> _TO DO_: For each line of the data that includes the word "type", copy the line.

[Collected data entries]
----
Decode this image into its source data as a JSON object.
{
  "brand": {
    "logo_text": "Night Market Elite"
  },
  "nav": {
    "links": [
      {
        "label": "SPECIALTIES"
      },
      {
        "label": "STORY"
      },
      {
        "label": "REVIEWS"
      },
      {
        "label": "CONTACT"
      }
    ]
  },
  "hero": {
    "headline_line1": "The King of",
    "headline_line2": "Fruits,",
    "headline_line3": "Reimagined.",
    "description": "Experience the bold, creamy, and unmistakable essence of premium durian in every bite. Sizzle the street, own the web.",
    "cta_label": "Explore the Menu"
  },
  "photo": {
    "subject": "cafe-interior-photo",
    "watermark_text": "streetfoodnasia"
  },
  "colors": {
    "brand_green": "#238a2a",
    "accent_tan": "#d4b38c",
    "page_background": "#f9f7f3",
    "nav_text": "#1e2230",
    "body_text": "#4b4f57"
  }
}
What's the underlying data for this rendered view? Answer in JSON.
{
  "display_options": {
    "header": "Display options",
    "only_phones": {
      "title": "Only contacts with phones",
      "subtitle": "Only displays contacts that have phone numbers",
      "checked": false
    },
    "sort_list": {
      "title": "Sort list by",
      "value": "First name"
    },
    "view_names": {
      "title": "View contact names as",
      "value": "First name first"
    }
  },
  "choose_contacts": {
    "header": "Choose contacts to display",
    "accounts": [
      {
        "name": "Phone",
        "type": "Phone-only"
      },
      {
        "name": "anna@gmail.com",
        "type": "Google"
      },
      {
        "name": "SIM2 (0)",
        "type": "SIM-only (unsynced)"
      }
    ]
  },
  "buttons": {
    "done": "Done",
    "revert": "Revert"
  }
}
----
> _TASK RESPONSE_:
        "type": "Phone-only"
        "type": "Google"
        "type": "SIM-only (unsynced)"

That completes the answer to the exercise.